Search the records for lines that contain the word "Sign". Copy them all.

**Input records**.
= = = = = = =

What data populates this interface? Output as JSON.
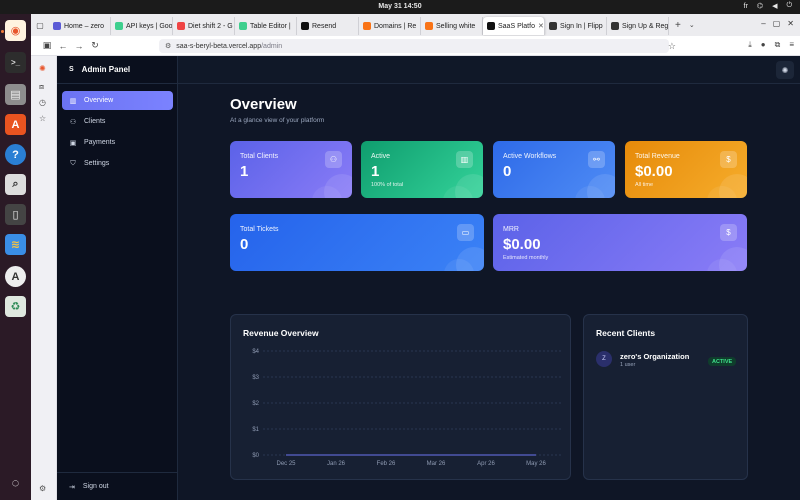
{
  "system": {
    "clock": "May 31  14:50",
    "keyboard_layout": "fr"
  },
  "browser": {
    "tabs": [
      {
        "label": "Home – zero",
        "color": "#5b5bd6",
        "active": false
      },
      {
        "label": "API keys | Goo",
        "color": "#3ecf8e",
        "active": false
      },
      {
        "label": "Diet shift 2 - G",
        "color": "#ef4444",
        "active": false
      },
      {
        "label": "Table Editor |",
        "color": "#3ecf8e",
        "active": false
      },
      {
        "label": "Resend",
        "color": "#111111",
        "active": false
      },
      {
        "label": "Domains | Re",
        "color": "#f97316",
        "active": false
      },
      {
        "label": "Selling white",
        "color": "#f97316",
        "active": false
      },
      {
        "label": "SaaS Platfo",
        "color": "#111111",
        "active": true
      },
      {
        "label": "Sign In | Flipp",
        "color": "#333333",
        "active": false
      },
      {
        "label": "Sign Up & Reg",
        "color": "#333333",
        "active": false
      }
    ],
    "url_host": "saa-s-beryl-beta.vercel.app",
    "url_path": "/admin"
  },
  "app": {
    "brand_logo": "S",
    "brand_name": "Admin Panel",
    "nav": [
      {
        "label": "Overview",
        "icon": "bar-chart-icon",
        "glyph": "▥",
        "active": true
      },
      {
        "label": "Clients",
        "icon": "users-icon",
        "glyph": "⚇",
        "active": false
      },
      {
        "label": "Payments",
        "icon": "credit-card-icon",
        "glyph": "▣",
        "active": false
      },
      {
        "label": "Settings",
        "icon": "shield-icon",
        "glyph": "⛉",
        "active": false
      }
    ],
    "sign_out": "Sign out"
  },
  "overview": {
    "title": "Overview",
    "subtitle": "At a glance view of your platform"
  },
  "stats": [
    {
      "label": "Total Clients",
      "value": "1",
      "sub": "",
      "icon": "users-icon",
      "glyph": "⚇",
      "gradient": [
        "#5b62e8",
        "#8a7cf7"
      ]
    },
    {
      "label": "Active",
      "value": "1",
      "sub": "100% of total",
      "icon": "bar-chart-icon",
      "glyph": "▥",
      "gradient": [
        "#0f9d6e",
        "#34d39a"
      ]
    },
    {
      "label": "Active Workflows",
      "value": "0",
      "sub": "",
      "icon": "workflow-icon",
      "glyph": "⚯",
      "gradient": [
        "#2e6ae8",
        "#4f8cf5"
      ]
    },
    {
      "label": "Total Revenue",
      "value": "$0.00",
      "sub": "All time",
      "icon": "dollar-icon",
      "glyph": "$",
      "gradient": [
        "#e68a0a",
        "#f6ad2b"
      ]
    },
    {
      "label": "Total Tickets",
      "value": "0",
      "sub": "",
      "icon": "ticket-icon",
      "glyph": "▭",
      "gradient": [
        "#2563eb",
        "#3b82f6"
      ]
    },
    {
      "label": "MRR",
      "value": "$0.00",
      "sub": "Estimated monthly",
      "icon": "dollar-icon",
      "glyph": "$",
      "gradient": [
        "#5b62e8",
        "#8a7cf7"
      ]
    }
  ],
  "revenue_panel": {
    "title": "Revenue Overview"
  },
  "chart_data": {
    "type": "line",
    "title": "Revenue Overview",
    "categories": [
      "Dec 25",
      "Jan 26",
      "Feb 26",
      "Mar 26",
      "Apr 26",
      "May 26"
    ],
    "values": [
      0,
      0,
      0,
      0,
      0,
      0
    ],
    "y_ticks": [
      "$0",
      "$1",
      "$2",
      "$3",
      "$4"
    ],
    "ylim": [
      0,
      4
    ],
    "grid": true,
    "line_color": "#6b73f2"
  },
  "recent_clients": {
    "title": "Recent Clients",
    "items": [
      {
        "initial": "Z",
        "name": "zero's Organization",
        "users": "1 user",
        "status": "ACTIVE"
      }
    ]
  }
}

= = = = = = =

**Answer box**.
        "label": "Sign In | Flipp",
        "label": "Sign Up & Reg",
    "sign_out": "Sign out"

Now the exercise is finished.